the cliff into the ocean, with "his animal instinct" or "rasher decision." The animal and human elements work in tandem to ensure his survival.

far out into the sea

Rainsford survives the hunt only after his fear forces him to jump off

As a personal opinion, "The Cask of Amontillado" by Edgar Allan Poe has given the more significant impact and more satisfying horror ending. With the way, Poe uses the tone of voice in Montresor's thoughts as calm, very gentle, and showed that he is a well-educated nobleman, but he was vengeful and lack of remorse. The way Montresor subtlely keeps himself friendly with Fortunato and the scheme where he dismissed Fortunato's wine knowledge to make the guy offer to come to Montresor's trap without a doubt, ensures how much he knows Fortunato valued his vanity. Montresor used reversed psychology and successfully got Fortunato into his own grave. It is even more amazing when his name 'Fortunato' means "fortunate" in this case, he was "unfortunate." The way Fortunato was in denial was also giving a satisfactory sensation as he laughed and still think he would be able to laugh about the incident together with Montresor over the wine and then when he realized Montresor was placing the last stone to plaster in Fortunato yells "For the love of God, Montresor!" Just like every other Poe's story, the murderer is grim and calm as Montresor answered, "Yes," he said, "for the love of God!" and lastly he revealed that the story had happened half a century ago and he never got caught or punished for what he did. Montresor portrays a calm and collected serial killer type person that the story itself has never assured us how many people had crossed and been killed by him. Even though "The Most Dangerous Game" has given us the puzzle of Rainsford's choice, whether he goes back to the civilization

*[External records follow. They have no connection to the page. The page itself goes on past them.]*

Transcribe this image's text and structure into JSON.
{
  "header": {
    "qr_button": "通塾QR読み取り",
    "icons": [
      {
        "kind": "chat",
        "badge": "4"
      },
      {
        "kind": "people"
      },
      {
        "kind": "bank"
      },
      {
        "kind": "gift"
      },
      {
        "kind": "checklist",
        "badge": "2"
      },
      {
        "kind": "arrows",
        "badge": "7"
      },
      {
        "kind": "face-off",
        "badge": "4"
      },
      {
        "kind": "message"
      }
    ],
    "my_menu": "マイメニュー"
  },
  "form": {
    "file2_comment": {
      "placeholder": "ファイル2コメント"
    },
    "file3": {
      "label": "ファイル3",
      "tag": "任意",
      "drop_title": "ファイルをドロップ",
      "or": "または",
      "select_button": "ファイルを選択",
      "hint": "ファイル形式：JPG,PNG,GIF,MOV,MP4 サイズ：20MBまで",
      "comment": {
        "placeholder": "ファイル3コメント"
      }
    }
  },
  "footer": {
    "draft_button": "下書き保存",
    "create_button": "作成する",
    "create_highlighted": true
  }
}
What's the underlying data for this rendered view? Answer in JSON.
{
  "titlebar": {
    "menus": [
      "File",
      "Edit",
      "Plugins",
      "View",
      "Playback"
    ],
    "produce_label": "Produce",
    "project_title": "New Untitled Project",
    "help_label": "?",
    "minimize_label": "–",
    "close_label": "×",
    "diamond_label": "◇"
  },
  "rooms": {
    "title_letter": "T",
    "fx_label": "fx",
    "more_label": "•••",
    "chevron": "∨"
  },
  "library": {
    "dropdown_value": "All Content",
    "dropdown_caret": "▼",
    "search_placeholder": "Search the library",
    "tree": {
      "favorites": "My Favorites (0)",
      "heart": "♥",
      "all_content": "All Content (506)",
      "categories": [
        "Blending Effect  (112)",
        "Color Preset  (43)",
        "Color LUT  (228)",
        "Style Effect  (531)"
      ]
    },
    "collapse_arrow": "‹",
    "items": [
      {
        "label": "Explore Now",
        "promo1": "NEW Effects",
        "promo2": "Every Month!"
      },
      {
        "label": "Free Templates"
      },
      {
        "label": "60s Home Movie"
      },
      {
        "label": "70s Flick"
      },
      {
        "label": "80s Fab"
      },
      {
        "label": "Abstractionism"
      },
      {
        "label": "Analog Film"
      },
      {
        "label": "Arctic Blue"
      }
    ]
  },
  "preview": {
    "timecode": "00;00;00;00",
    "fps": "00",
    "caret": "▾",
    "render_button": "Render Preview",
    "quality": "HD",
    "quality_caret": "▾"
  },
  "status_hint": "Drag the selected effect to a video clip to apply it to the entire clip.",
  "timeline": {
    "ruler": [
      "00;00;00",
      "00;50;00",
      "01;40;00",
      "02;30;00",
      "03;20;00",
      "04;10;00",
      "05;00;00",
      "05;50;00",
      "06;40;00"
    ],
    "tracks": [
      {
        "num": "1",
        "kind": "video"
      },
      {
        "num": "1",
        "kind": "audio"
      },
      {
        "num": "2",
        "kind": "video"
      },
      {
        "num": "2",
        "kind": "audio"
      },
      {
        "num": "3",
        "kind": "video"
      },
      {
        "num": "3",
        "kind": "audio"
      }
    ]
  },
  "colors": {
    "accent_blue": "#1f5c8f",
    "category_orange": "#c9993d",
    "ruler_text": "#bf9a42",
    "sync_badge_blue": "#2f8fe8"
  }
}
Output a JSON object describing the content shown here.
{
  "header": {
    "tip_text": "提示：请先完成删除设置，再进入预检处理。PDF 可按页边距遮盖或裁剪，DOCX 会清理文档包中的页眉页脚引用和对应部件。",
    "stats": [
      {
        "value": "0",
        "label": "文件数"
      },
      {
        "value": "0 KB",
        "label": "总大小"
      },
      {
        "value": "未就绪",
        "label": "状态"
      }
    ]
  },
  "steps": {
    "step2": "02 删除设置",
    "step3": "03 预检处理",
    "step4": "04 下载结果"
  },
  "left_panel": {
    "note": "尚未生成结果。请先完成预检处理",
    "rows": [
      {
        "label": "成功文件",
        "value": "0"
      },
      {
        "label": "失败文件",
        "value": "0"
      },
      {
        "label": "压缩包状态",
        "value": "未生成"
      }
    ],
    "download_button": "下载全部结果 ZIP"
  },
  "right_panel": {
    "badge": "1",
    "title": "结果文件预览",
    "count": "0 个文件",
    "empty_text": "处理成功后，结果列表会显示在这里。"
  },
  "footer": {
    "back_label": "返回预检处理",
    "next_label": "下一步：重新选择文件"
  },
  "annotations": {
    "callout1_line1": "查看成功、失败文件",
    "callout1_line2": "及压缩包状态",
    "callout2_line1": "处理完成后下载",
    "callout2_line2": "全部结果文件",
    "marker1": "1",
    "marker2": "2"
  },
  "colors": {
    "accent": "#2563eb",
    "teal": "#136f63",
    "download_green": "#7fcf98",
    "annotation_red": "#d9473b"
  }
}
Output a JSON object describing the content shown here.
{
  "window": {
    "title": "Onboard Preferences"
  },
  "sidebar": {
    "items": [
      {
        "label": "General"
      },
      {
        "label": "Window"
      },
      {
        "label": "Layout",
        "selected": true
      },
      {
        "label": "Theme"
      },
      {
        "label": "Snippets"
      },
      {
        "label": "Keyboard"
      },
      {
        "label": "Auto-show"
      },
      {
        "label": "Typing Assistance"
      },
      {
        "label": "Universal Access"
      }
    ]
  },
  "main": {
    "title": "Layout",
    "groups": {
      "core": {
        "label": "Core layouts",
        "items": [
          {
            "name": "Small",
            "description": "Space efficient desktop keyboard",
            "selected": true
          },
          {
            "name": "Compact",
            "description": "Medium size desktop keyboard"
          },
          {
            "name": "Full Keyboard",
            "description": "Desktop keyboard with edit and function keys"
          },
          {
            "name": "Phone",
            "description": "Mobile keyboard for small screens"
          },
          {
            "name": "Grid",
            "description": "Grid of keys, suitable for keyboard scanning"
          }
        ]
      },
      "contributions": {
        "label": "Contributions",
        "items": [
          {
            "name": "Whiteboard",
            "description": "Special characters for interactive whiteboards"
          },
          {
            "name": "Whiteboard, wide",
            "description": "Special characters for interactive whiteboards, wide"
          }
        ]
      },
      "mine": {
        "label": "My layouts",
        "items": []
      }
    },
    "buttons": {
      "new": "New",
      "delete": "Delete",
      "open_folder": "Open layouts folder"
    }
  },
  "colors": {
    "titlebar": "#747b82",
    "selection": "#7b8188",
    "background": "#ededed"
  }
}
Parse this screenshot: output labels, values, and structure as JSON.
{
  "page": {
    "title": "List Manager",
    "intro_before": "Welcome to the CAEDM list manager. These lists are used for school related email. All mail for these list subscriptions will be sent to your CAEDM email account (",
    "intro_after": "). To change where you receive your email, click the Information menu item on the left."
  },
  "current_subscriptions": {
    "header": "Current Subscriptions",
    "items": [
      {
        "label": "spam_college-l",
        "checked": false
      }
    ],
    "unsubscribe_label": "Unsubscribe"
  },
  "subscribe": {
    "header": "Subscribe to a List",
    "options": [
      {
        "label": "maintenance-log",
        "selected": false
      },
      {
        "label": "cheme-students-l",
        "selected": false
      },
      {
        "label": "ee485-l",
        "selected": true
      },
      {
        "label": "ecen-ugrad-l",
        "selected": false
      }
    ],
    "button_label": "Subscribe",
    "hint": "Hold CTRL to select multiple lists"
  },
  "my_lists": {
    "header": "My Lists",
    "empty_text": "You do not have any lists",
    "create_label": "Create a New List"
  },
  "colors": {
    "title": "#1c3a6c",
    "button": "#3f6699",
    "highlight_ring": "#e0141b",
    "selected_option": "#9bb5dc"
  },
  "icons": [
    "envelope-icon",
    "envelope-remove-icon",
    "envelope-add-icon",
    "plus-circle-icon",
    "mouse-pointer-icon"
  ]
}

or replace Zaroff, "The Cask of Amontillado" has the highest satisfaction in the outcome. The creepily yet humorous storytelling also adds to the reader's amusing and entertaining engagement along with the story. Montresor's sinister and his lame jokes kind of lead us to believe, for a moment, that somehow no one will get hurts, if we are able to laugh, it must not be that horrible. Nevertheless, suddenly, Fortunato was going to die; we cannot help feeling a little guilty the pleasure and laughter we had before.